Alexander Walker, in his book about the 70s British film industry, National Heroes, says the film was "outstandingly successful at the British box office."[1] British exhibitors voted him the most popular star at the local box office in 1971, although Villain was not listed among the top ten most popular movies.[2]

Coincidentally, Burton was mentioned in James Barlow's 1968 novel, The Burden Of Proof, upon which the film was based. In the book, the prosecutor asks a female witnesses if she "likes the actor Richard Burton".[3]

The film received bad reviews, and Burton—whose acting style was predicated upon the precise use of his mellifluous voice—was particularly savaged for his attempt at a Cockney accent.

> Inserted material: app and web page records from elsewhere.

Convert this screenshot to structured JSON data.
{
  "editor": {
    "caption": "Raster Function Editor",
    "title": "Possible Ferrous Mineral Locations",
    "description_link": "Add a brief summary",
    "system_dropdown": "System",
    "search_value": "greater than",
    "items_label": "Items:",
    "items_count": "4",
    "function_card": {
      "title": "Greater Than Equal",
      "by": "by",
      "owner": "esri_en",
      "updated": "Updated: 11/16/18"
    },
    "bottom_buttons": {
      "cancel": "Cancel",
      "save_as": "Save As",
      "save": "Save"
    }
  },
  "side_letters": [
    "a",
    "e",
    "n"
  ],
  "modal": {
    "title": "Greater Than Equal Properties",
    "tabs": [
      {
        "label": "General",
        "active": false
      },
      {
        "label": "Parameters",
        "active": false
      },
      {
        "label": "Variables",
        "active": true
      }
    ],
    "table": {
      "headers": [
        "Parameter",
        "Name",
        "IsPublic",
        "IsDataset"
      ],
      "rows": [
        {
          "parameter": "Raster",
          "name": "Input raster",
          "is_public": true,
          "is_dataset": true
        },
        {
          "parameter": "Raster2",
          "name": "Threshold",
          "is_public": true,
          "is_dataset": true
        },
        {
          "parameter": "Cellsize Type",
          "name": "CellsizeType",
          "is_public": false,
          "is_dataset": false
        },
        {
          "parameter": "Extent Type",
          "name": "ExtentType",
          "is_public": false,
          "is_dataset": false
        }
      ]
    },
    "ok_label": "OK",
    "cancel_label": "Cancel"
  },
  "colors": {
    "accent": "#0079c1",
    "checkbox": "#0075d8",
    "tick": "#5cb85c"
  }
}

The film coined a popular phrase used regularly and adapted accordingly of "Don't be a berk all your life; take a day off!"

Actor memories[edit]

Ian McShane revealed recently in The Daily Mail, that he had mixed feelings about playing Richard Burton's bisexual lover. "After kissing me, he's going to beat the hell out of me and it's that kind of relationship – rather hostile. It was very S&M. It wasn't shown in the film. He said to me, 'I'm very glad you're doing this film.' I said, 'So am I Richard.' He said, 'You know why, don't you?' I said, 'Why?' He said, 'You remind me of Elizabeth.' I guess that made the kissing easier."[4]

Trivia[edit]

In 2009 Empire Magazine named it #2 in a poll of the 20 Greatest Gangster Movies You've Never Seen* (*Probably)

The character of Vic Dakin was inspired by the real life gangster Ronnie Kray, who was jailed several years before production began, in 1967. Like Kray, the character Dakin is a London underworld boss, he is a homosexual, he is obsessed with caring for his mother and has a secret association with a member of Parliament.

References[edit]

  1. ^ Alexander Walker, National Heroes: British Cinema in the Seventies and Eighties, Harrap, 1985 p 28
  2. ^ Peter Waymark. "Richard Burton top draw in British cinemas." Times [London, England] 30 Dec. 1971: 2. The Times Digital Archive. Web. 11 July 2012.
  3. ^ http://www.imdb.com/title/tt0067952/trivia
  4. ^ "Catching Up with Ian McShane | Out Magazine". Out.com. 2010-02-09. Retrieved 2013-07-28. 

External links[edit]